I Heard the Bells
How Great Our Joy
The “Messiah,” by George Frideric Handel, is an oratorio that is performed many times during the Christmas season. It was written to tell of the life of the Messiah, Jesus Christ and its text is taken entirely from Scripture. It is divided into three parts, the most familiar of which is the first part, which tells of the prophecy of the Messiah’s coming and the fulfillment of that prophecy when he came at Christmas. The second part tells of Christ’s passion on the cross and his eventual triumph over all the earth. The last part, in which the famous “Hallelujah Chorus” is included, tells of Christ’s work throughout eternity. The “Messiah” is appropriately sung anytime of the year including Easter and, of course, Christmas. The orchestra will play a suite of excerpts from the “Messiah,” then the choir will sing the “Hallelujah Chorus.”
As we close out the night, we’ll listen to a piano-organ duet of “What Child is This?” and then join the choir and orchestra at the end of the final selection. In our secular world of reindeer, santa claus, elves, and snowmen, many may wonder what the beginnings of this celebration is. Why do we do this at this time? When they learn it’s because of the birth of a child, they may wonder…what child. What child greeted by angels’ singing, watched over by shepherds, what child born in a stable where ox and sheep were eating, what child…? Oh, more than a child, he is the word of God made flesh. He is a babe, but also a Son. He gives us hope in this season, but more than that He is the only one that can give hope in any season. This is Christ the Lord. So bring Him incense, gold, and myrrh… Come peasant, king, to own Him… The King of kings salvation brings… Let loving hearts enthrone Him! Joy, Joy for Christ is born… the babe, the son of Mary.
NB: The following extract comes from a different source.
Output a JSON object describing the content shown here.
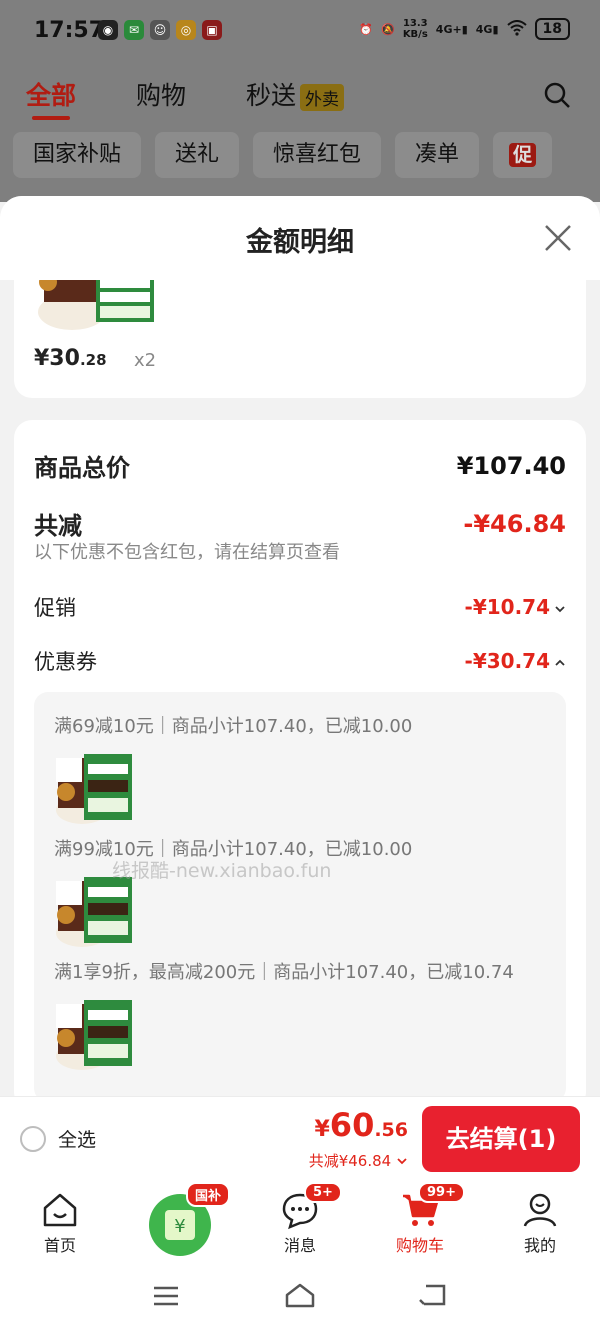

He comes and brings Joy to the World. The choir will close with an arrangement of this song that ends with Beethoven’s “Ode to Joy.” As it finishes, I will come and lead us through the final verse of Joyful, Joyful – the text is included at the bottom of your program.
What Child is This?
Joy to the World and Joyful, Joyful
All the world will see Thy wonder,
Hear the angels’ chorus raised.
All Thy people sing and worship,
Lifting up their endless praise.
Tiny Baby, gift of mercy,
Sent from heaven, Son of Love.
Come to give us life forever;
Take us to Thy home above!
Again, I want to thank you for coming, and I trust you were uplifted by the truths of the season around us. I invite you to worship with us every Sunday, but in particular on the 26th, when we’ll have a special Christmas Sunday service at 10:30 a.m. which will include a children’s Christmas program. Good night.